▶ **Activity**
Reproduce the listing below exactly, minus its pictures.

▶ **Data to examine**
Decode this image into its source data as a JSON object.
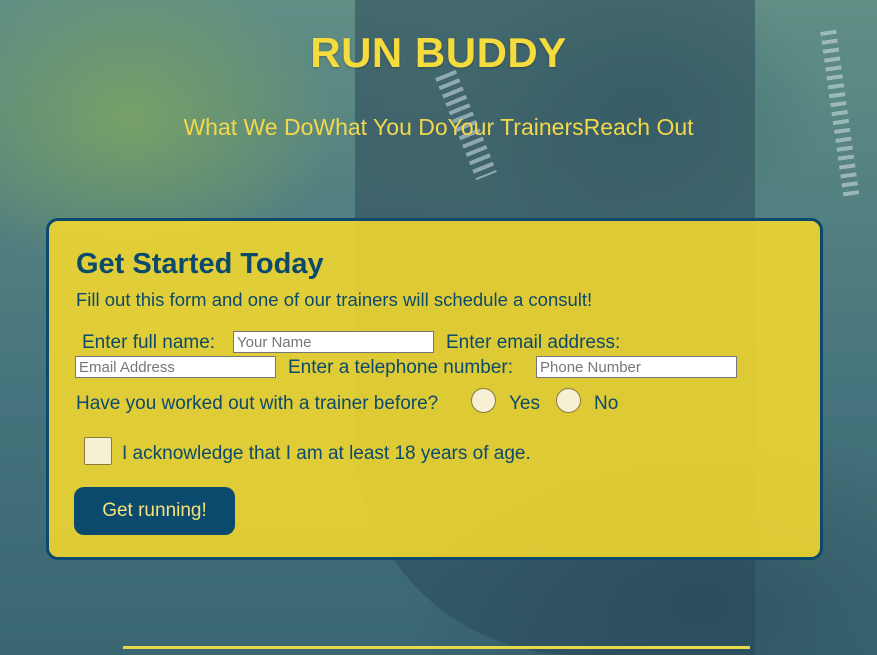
{
  "header": {
    "title": "RUN BUDDY",
    "nav": [
      "What We Do",
      "What You Do",
      "Your Trainers",
      "Reach Out"
    ]
  },
  "form": {
    "heading": "Get Started Today",
    "subtitle": "Fill out this form and one of our trainers will schedule a consult!",
    "name_label": "Enter full name:",
    "name_placeholder": "Your Name",
    "email_label": "Enter email address:",
    "email_placeholder": "Email Address",
    "phone_label": "Enter a telephone number:",
    "phone_placeholder": "Phone Number",
    "trainer_question": "Have you worked out with a trainer before?",
    "yes_label": "Yes",
    "no_label": "No",
    "ack_label": "I acknowledge that I am at least 18 years of age.",
    "submit_label": "Get running!"
  },
  "colors": {
    "brand_yellow": "#f5dc3c",
    "brand_blue": "#0b4a6c"
  }
}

▶ **Completed exercise**
Decode this image into its source data as a JSON object.
{
  "header": {
    "title": "RUN BUDDY",
    "nav": [
      "What We Do",
      "What You Do",
      "Your Trainers",
      "Reach Out"
    ]
  },
  "form": {
    "heading": "Get Started Today",
    "subtitle": "Fill out this form and one of our trainers will schedule a consult!",
    "name_label": "Enter full name:",
    "name_placeholder": "Your Name",
    "email_label": "Enter email address:",
    "email_placeholder": "Email Address",
    "phone_label": "Enter a telephone number:",
    "phone_placeholder": "Phone Number",
    "trainer_question": "Have you worked out with a trainer before?",
    "yes_label": "Yes",
    "no_label": "No",
    "ack_label": "I acknowledge that I am at least 18 years of age.",
    "submit_label": "Get running!"
  },
  "colors": {
    "brand_yellow": "#f5dc3c",
    "brand_blue": "#0b4a6c"
  }
}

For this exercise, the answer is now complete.